RECORDS TO USE START

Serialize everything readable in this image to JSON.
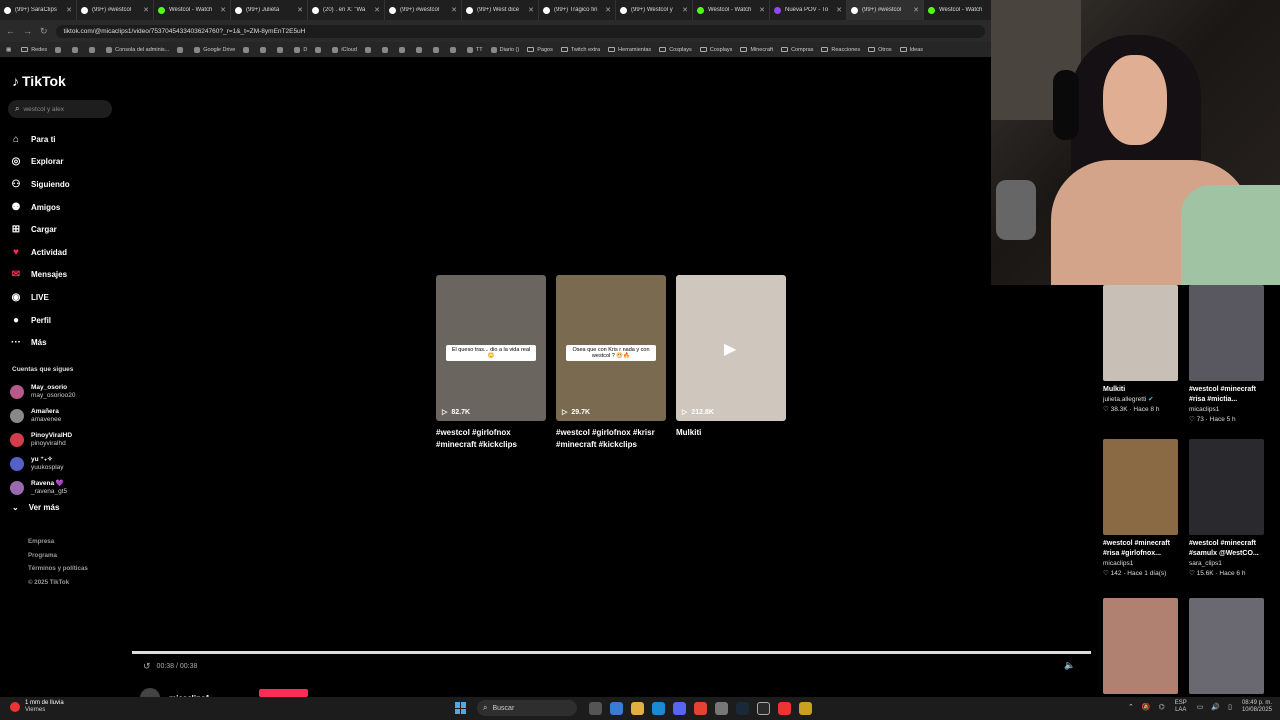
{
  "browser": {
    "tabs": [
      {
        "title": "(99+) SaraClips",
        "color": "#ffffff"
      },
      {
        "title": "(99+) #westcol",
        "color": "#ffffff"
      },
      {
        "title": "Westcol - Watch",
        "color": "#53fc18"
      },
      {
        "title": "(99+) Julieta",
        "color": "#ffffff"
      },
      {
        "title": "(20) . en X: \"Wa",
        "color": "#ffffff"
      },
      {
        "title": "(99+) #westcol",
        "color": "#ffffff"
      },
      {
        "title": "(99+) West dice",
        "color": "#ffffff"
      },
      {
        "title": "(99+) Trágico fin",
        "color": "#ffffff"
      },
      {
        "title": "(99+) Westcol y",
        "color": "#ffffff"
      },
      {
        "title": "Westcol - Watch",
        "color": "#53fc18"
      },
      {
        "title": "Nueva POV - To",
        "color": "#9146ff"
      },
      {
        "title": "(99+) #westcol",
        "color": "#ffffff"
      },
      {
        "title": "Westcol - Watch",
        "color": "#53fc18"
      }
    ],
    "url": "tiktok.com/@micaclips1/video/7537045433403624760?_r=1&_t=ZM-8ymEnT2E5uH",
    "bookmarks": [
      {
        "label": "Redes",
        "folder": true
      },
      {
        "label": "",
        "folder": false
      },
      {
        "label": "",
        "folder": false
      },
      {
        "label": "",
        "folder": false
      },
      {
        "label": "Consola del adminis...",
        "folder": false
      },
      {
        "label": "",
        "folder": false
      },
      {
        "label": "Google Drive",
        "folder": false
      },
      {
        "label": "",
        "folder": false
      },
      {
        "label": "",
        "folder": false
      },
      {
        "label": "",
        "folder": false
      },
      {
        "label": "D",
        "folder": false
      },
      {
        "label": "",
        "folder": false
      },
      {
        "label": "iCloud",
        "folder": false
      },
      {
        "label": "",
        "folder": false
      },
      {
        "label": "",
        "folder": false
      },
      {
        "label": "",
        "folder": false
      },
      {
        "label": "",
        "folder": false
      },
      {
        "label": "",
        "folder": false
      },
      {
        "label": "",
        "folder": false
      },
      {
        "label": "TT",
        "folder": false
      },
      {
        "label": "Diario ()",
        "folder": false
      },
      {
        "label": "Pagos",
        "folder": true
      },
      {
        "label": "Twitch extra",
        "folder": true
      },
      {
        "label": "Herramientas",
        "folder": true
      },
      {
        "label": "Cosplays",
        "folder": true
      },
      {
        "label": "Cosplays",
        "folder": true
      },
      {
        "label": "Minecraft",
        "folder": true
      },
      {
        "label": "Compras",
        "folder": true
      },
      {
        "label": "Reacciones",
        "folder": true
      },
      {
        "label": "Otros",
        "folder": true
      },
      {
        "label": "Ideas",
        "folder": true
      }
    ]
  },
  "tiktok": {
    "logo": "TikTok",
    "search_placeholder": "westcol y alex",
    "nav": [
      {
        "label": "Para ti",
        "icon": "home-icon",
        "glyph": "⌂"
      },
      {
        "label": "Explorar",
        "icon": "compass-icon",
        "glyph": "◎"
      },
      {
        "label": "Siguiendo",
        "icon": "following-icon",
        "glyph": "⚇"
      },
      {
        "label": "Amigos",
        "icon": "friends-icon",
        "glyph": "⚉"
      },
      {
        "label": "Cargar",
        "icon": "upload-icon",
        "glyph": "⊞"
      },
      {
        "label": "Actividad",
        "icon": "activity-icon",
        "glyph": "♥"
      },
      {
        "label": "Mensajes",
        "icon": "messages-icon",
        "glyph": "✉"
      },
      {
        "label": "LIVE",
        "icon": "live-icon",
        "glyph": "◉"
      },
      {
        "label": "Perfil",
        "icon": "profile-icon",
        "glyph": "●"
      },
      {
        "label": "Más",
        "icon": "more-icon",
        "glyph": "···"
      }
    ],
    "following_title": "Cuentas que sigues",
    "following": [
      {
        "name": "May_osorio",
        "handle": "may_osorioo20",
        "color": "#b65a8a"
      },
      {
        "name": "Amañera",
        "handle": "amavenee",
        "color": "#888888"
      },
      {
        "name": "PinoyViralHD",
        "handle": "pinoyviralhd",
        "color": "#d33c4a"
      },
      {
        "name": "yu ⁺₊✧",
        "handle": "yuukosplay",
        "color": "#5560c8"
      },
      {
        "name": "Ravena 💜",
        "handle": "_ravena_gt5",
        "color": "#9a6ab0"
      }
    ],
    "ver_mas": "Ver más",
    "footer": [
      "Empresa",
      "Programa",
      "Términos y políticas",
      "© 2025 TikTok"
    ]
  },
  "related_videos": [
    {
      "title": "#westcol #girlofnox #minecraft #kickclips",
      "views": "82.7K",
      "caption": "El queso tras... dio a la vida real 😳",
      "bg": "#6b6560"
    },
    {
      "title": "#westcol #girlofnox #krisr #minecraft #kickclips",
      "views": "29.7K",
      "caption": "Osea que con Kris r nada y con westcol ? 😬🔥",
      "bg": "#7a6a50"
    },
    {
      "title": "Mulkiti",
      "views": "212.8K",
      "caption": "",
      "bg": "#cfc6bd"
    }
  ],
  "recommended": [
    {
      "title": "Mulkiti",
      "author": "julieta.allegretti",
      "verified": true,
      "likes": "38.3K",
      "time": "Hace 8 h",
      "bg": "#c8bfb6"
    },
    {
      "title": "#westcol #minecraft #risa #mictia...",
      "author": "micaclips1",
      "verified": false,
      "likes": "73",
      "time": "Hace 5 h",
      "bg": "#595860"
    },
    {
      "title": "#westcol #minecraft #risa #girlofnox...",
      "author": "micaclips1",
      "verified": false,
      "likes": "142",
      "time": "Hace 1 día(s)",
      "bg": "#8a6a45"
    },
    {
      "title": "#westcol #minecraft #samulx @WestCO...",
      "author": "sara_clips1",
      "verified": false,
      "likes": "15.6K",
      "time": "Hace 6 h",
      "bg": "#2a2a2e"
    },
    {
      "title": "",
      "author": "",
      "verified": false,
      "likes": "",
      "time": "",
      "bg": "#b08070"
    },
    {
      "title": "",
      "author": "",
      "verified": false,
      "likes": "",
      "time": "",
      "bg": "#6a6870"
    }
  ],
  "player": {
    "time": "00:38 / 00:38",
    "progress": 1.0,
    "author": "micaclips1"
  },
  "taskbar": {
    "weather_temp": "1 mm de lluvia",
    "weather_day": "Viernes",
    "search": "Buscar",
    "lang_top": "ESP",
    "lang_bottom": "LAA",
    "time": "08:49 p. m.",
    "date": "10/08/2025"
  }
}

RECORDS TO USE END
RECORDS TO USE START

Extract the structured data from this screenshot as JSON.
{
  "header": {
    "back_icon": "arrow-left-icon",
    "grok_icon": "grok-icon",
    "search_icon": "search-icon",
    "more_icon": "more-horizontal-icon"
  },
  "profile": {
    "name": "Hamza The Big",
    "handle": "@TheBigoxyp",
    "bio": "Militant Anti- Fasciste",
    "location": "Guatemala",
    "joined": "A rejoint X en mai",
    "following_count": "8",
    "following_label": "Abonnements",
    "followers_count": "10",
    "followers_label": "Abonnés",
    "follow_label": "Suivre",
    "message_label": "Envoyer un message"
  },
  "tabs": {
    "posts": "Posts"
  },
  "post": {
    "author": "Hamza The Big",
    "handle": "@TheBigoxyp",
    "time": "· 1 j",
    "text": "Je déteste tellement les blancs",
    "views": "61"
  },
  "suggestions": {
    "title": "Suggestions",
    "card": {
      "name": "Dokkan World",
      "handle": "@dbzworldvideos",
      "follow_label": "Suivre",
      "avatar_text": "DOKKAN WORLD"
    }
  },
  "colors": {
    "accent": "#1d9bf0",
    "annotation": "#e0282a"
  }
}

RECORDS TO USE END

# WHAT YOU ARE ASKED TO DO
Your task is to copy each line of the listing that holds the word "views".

# TASK SOLUTION
      "views": "82.7K",
      "views": "29.7K",
      "views": "212.8K",
    "views": "61"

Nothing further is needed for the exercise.